Iran, as well as in other Central, South-Eastern, Eastern European countries,
Kashmir and in the Middle-East.
The word Samavar, often mistakenly pronounced Samovar consists of two
Persian words Sam and
Avar meaning Poison-Taker.
Though traditionally heated with coal or charcoal, many newer Samavars use electricity and heat water in a similar manner as an electric water boiler. Antique Samavars are often displayed for their beautiful workmanship.
Samavar culture has an analog in Iran, and expatriates everywhere maintain it. In Iran, Samavars have been used at least for two centuries and electrical, oil-burning or natural gas-consuming Samavars are still being used everywhere.
Iranian craftsmen used
Persian art to produce artful Samavars. The Iranian city of
Boroujerd has been the main centre of making Samavars and a few workshops are still producing hand-made Samavars. Boroujerd’s Samavars are often made with
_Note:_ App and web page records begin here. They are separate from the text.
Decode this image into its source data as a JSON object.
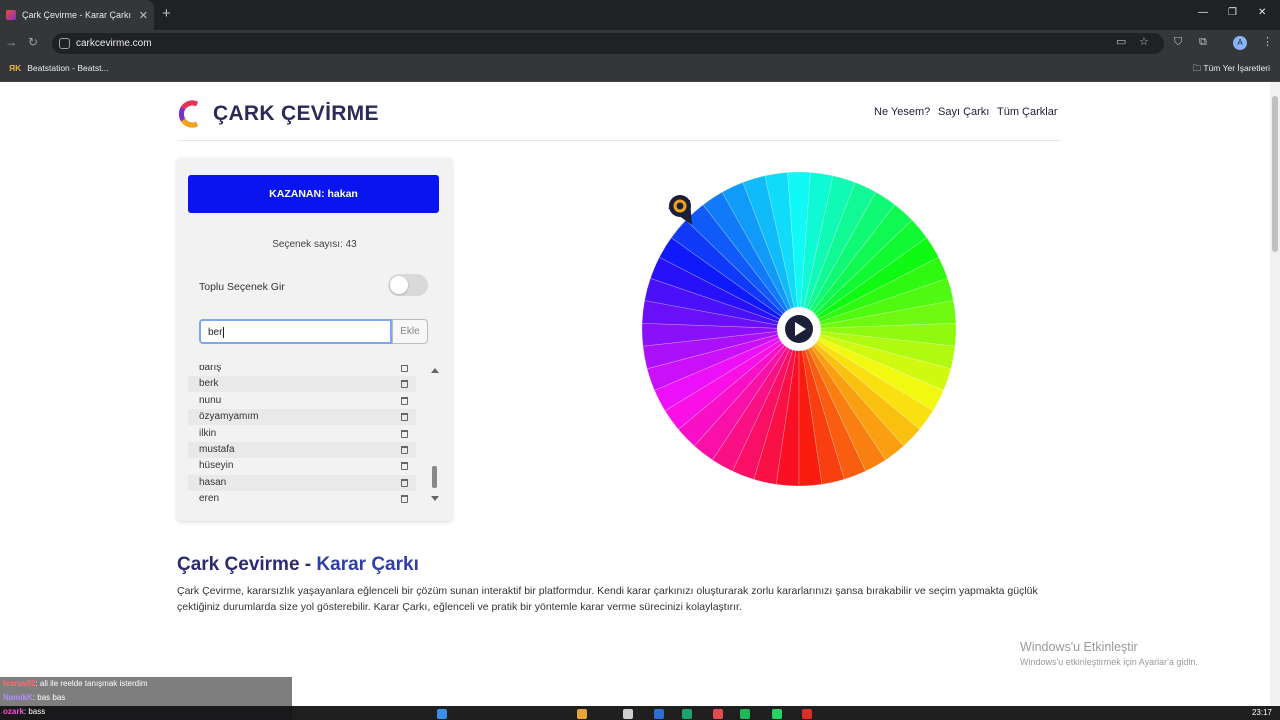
{
  "browser": {
    "tab_title": "Çark Çevirme - Karar Çarkı",
    "tab_close": "✕",
    "new_tab": "+",
    "url": "carkcevirme.com",
    "bookmark_left": "Beatstation - Beatst...",
    "bookmark_left_icon": "ЯK",
    "bookmark_right": "Tüm Yer İşaretleri"
  },
  "header": {
    "brand": "ÇARK ÇEVİRME",
    "nav": [
      "Ne Yesem?",
      "Sayı Çarkı",
      "Tüm Çarklar"
    ]
  },
  "panel": {
    "winner_label": "KAZANAN: hakan",
    "option_count": "Seçenek sayısı: 43",
    "bulk_toggle_label": "Toplu Seçenek Gir",
    "bulk_toggle_on": false,
    "input_value": "ber",
    "add_button": "Ekle",
    "options": [
      "barış",
      "berk",
      "nunu",
      "özyamyamım",
      "ilkin",
      "mustafa",
      "hüseyin",
      "hasan",
      "eren"
    ]
  },
  "wheel": {
    "segments": 43,
    "play_icon": "play-icon"
  },
  "content": {
    "title_main": "Çark Çevirme - ",
    "title_accent": "Karar Çarkı",
    "description": "Çark Çevirme, kararsızlık yaşayanlara eğlenceli bir çözüm sunan interaktif bir platformdur. Kendi karar çarkınızı oluşturarak zorlu kararlarınızı şansa bırakabilir ve seçim yapmakta güçlük çektiğiniz durumlarda size yol gösterebilir. Karar Çarkı, eğlenceli ve pratik bir yöntemle karar verme sürecinizi kolaylaştırır."
  },
  "windows_activation": {
    "line1": "Windows'u Etkinleştir",
    "line2": "Windows'u etkinleştirmek için Ayarlar'a gidin."
  },
  "chat": [
    {
      "user": "Icarus92",
      "text": ": ali ile reelde tanışmak isterdim",
      "color": "#ff6b6b"
    },
    {
      "user": "NamikK",
      "text": ": bas bas",
      "color": "#b48cff"
    },
    {
      "user": "ozark",
      "text": ": bass",
      "color": "#ff4fd8"
    }
  ],
  "taskbar": {
    "clock": "23:17"
  },
  "colors": {
    "brand": "#2b2b58",
    "winner_bg": "#0a14ef",
    "input_border": "#7da7f0"
  }
}
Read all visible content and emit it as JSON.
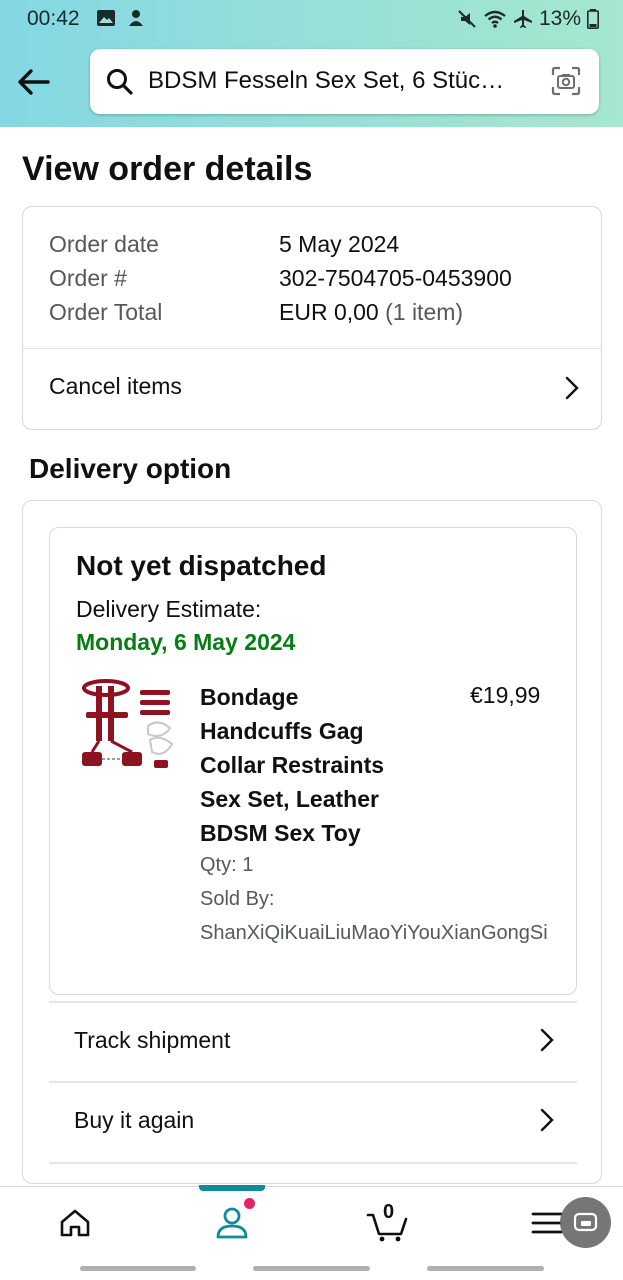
{
  "status_bar": {
    "time": "00:42",
    "battery": "13%"
  },
  "search": {
    "query": "BDSM Fesseln Sex Set, 6 Stüc…"
  },
  "page": {
    "title": "View order details",
    "delivery_heading": "Delivery option"
  },
  "order": {
    "date_label": "Order date",
    "date_value": "5 May 2024",
    "number_label": "Order #",
    "number_value": "302-7504705-0453900",
    "total_label": "Order Total",
    "total_value": "EUR 0,00",
    "total_items": "(1 item)",
    "cancel_label": "Cancel items"
  },
  "shipment": {
    "status": "Not yet dispatched",
    "estimate_label": "Delivery Estimate:",
    "estimate_date": "Monday, 6 May 2024",
    "product_title": "Bondage Handcuffs Gag Collar Restraints Sex Set, Leather BDSM Sex Toy",
    "price": "€19,99",
    "qty": "Qty: 1",
    "sold_by_label": "Sold By:",
    "sold_by_value": "ShanXiQiKuaiLiuMaoYiYouXianGongSi",
    "track_label": "Track shipment",
    "buy_again_label": "Buy it again"
  },
  "nav": {
    "cart_count": "0"
  },
  "colors": {
    "accent": "#0f8a99",
    "estimate_green": "#067d14",
    "badge": "#e7226b"
  }
}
German silver which is a part of its famous Varsho-Sazi art. Samavars of Boroujerd are often shown in Iranian and Western countries' museums as a part of Iranian art.